- You failed to make your estimated quarterly tax payments in April, June, September, and January.
The good news is that your failure-to-pay penalty may be forgiven if this is your first time receiving it. Generally, the IRS is pretty generous if you request a first-time penalty abatement. However, the IRS is pretty strict when it comes to penalties for not covering your quarterly taxes on time. Some taxpayers are able to work something out to get that penalty dropped when creating a larger plan for debt relief with a tax lawyer.
What about interest on unpaid taxes? While you won’t be charged interest on the money you owe in late taxes as long as you pay your debt in full by the deadline on the notice, interest begins accruing on any unpaid amount left by that date.
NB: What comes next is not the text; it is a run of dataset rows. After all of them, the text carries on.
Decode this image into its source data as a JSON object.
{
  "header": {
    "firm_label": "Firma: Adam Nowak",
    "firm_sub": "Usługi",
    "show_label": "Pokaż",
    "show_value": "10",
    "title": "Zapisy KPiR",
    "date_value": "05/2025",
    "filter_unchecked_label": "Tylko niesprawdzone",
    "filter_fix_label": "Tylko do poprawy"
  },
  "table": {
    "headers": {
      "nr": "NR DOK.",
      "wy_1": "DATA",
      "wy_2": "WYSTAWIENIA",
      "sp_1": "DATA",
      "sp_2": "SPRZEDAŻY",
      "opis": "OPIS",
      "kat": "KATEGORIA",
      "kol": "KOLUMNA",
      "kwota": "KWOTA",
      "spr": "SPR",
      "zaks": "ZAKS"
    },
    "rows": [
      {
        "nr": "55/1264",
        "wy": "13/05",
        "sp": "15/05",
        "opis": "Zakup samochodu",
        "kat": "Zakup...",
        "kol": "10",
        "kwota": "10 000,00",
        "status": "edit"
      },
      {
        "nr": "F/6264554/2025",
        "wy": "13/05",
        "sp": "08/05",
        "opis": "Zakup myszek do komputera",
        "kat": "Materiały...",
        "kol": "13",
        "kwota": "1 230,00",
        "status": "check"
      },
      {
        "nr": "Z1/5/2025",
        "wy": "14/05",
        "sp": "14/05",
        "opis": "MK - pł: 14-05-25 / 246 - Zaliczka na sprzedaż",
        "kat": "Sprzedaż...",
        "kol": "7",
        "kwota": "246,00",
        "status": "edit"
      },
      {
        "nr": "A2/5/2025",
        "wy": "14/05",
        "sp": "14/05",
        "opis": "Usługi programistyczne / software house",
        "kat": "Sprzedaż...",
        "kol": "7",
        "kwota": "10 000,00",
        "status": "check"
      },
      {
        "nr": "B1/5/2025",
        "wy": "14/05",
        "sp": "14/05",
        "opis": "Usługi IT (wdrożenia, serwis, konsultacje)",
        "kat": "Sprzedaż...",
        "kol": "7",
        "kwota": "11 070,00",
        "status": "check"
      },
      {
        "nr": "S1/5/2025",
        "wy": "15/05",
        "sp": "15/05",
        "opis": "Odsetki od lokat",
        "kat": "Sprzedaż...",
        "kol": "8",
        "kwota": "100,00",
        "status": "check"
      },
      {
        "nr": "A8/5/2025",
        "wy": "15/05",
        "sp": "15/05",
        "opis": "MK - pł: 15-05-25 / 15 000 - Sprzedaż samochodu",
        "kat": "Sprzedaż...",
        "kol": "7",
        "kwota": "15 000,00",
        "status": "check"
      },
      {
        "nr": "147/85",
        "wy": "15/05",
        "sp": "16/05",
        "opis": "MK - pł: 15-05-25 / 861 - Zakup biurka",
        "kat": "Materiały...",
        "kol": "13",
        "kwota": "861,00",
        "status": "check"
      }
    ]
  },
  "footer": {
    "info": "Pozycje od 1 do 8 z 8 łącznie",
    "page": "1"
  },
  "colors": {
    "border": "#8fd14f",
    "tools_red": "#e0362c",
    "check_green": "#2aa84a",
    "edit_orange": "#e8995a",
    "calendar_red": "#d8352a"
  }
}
If you apply for a relief option, action on penalties and interest is typically suspended as long as you’re complying with the terms of your relief plan.
Could an IRS Notice CP14 Be a Mistake?
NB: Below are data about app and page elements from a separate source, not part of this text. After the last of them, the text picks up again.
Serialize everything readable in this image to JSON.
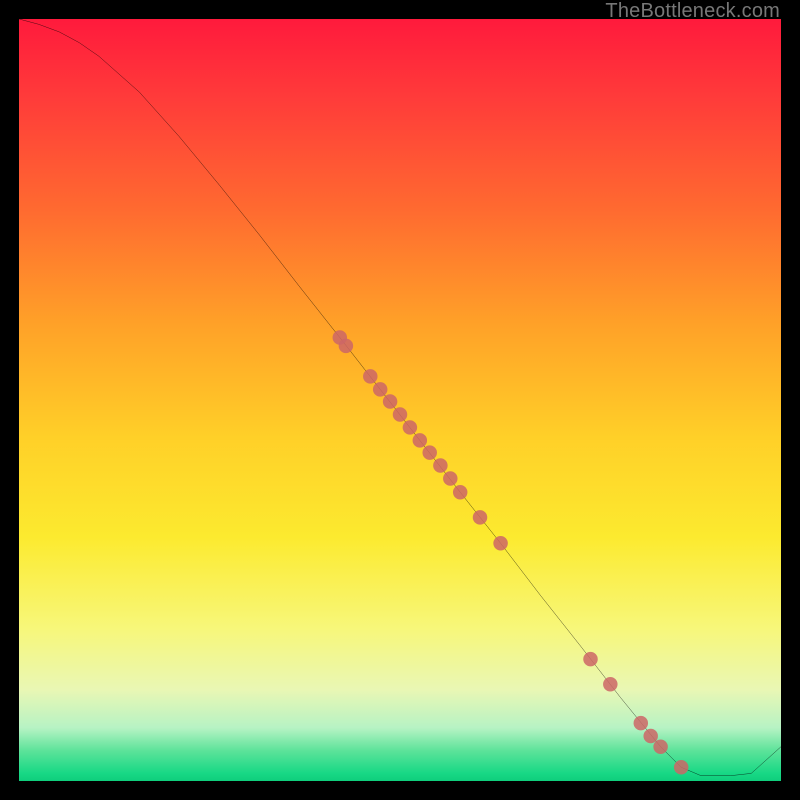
{
  "watermark": "TheBottleneck.com",
  "chart_data": {
    "type": "line",
    "title": "",
    "xlabel": "",
    "ylabel": "",
    "xlim": [
      0,
      100
    ],
    "ylim": [
      0,
      100
    ],
    "grid": false,
    "legend": false,
    "note": "Axes unlabeled in source image; x and y are normalized 0–100 from pixel positions.",
    "series": [
      {
        "name": "curve",
        "color": "#000000",
        "x": [
          0.0,
          2.6,
          5.3,
          7.9,
          10.5,
          15.8,
          21.0,
          26.3,
          31.6,
          36.8,
          42.1,
          47.4,
          52.6,
          57.9,
          63.2,
          68.4,
          73.7,
          78.9,
          84.2,
          86.9,
          89.5,
          93.4,
          96.1,
          100.0
        ],
        "y": [
          100.0,
          99.3,
          98.3,
          96.9,
          95.1,
          90.4,
          84.6,
          78.2,
          71.6,
          64.9,
          58.2,
          51.4,
          44.7,
          37.9,
          31.2,
          24.4,
          17.7,
          11.0,
          4.5,
          1.8,
          0.7,
          0.7,
          1.0,
          4.5
        ]
      },
      {
        "name": "markers",
        "color": "#cc6666",
        "marker": "circle",
        "x": [
          42.1,
          42.9,
          46.1,
          47.4,
          48.7,
          50.0,
          51.3,
          52.6,
          53.9,
          55.3,
          56.6,
          57.9,
          60.5,
          63.2,
          75.0,
          77.6,
          81.6,
          82.9,
          84.2,
          86.9
        ],
        "y": [
          58.2,
          57.1,
          53.1,
          51.4,
          49.8,
          48.1,
          46.4,
          44.7,
          43.1,
          41.4,
          39.7,
          37.9,
          34.6,
          31.2,
          16.0,
          12.7,
          7.6,
          5.9,
          4.5,
          1.8
        ]
      }
    ],
    "background_gradient": {
      "direction": "top_to_bottom",
      "stops": [
        {
          "pos": 0.0,
          "color": "#ff1a3c"
        },
        {
          "pos": 0.25,
          "color": "#ff6a30"
        },
        {
          "pos": 0.55,
          "color": "#ffd028"
        },
        {
          "pos": 0.8,
          "color": "#f7f77a"
        },
        {
          "pos": 0.95,
          "color": "#5de39a"
        },
        {
          "pos": 1.0,
          "color": "#0fce7c"
        }
      ]
    }
  }
}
In most cases, you will at least understand why the IRS has applied a balance to your account. It’s very common to miss tax payments due to human error or lack of funds. If you only owe a penalty, the total may be low.
Do you feel that the IRS has made a mistake, and that you paid all of your owed taxes in full by the deadline? Make sure you look over your tax return and payment records before sending the IRS any payments. While rare, it’s possible that the IRS has made an error. Don’t forget to give the deductions and credits on your return a second glance, too. In some cases, you may be able to reduce your tax liability by filing an amended return. This can potentially wipe out the owed balance by reducing what you actually owe in taxes.
What to Do After Receiving a CP14 Letter
Do not ignore your IRS CP14 letter just because you feel the IRS has made an error. The IRS will treat your debt as active even if it’s an error until you correct the situation! Once you’ve confirmed that the IRS’s assessment of your debt is correct, you have a few options. Here’s a look at how taxpayers should handle C14 letters:
- Pay Your Balance in Full: If you’re able, paying your debt in full by the deadline on your letter is the most direct way to remove yourself from the IRS’s radar.
- Request an Extension: The IRS is sometimes willing to give taxpayers who owe balances more time to pay. In some cases, you will be given up to 120 days to come up with the funds needed to get your balance to $0. This is what’s known as a Temporary Delay of Collection Process.
- Ask for Tax Relief: If you can’t cover your balance, the IRS may allow you to utilize a tax relief option.
The most common form of IRS debt relief is something called an Installment Agreement (IA). Using an installment agreement, you can pay off your balance over a span of time lasting up to 72 months (six years). If you can prove financial hardship, the IRS may allow you to enter into an Offer in Compromise (OIC) or Currently Non Collectible (CNC) status to reduce or freeze your debt. Keep in mind that both relief options require an extensive application process that requires you to prove that you’re unable to pay your tax debt by providing financial information and records.
Why You Shouldn’t Ignore a CP14 Letter
If this is your first time dealing with the IRS, it’s understandable if you feel intimidated. We want you to understand that having an IRS tax balance doesn’t have to snowball into a big ordeal if you address the issue promptly. The IRS is often more than willing to work with taxpayers with balances. In fact, this is precisely why the IRS has such a robust collection of relief options under its Fresh Start initiative.
There’s no reason to try to evade the IRS if you can’t pay your balance. If you try that, the serious consequences begin piling up. The IRS will begin applying liens, levies, and other penalties to your account if you don’t respond by the deadline on your CP14 letter. Unfortunately, this means that the IRS will try to seize your wages, bank accounts, and assets in an attempt to recover what you owe on your tax balance. This issue can end up haunting you for years even if your tax balance wasn’t that high. If the IRS decides to levy your wages, your employer will have no choice other than to comply. What’s more, nonpayment penalties that are added to your balance can end up costing you much more than what you originally owed in taxes.
It’s Time to Ask a Tax Expert: Get Help With Understanding Your CP14 Notice
If you’ve received the CP14 letter, the team at Tax Group Center is here for you. We can confirm what you owe, and you may be able to use the IRS CP14 pay online option through the IRS’s Direct Pay portal to pay as quickly as possible. Depending on your IRS CP14 reason for payment, our team may be able to help you explore options for penalty abatement and debt relief after addressing any unfiled returns from the past. Contact Tax Group Center if you have questions about a CP14 notice you’ve received from the IRS. Our team has been helping clients work with the IRS for 30 years, and we’re ready to help you, too!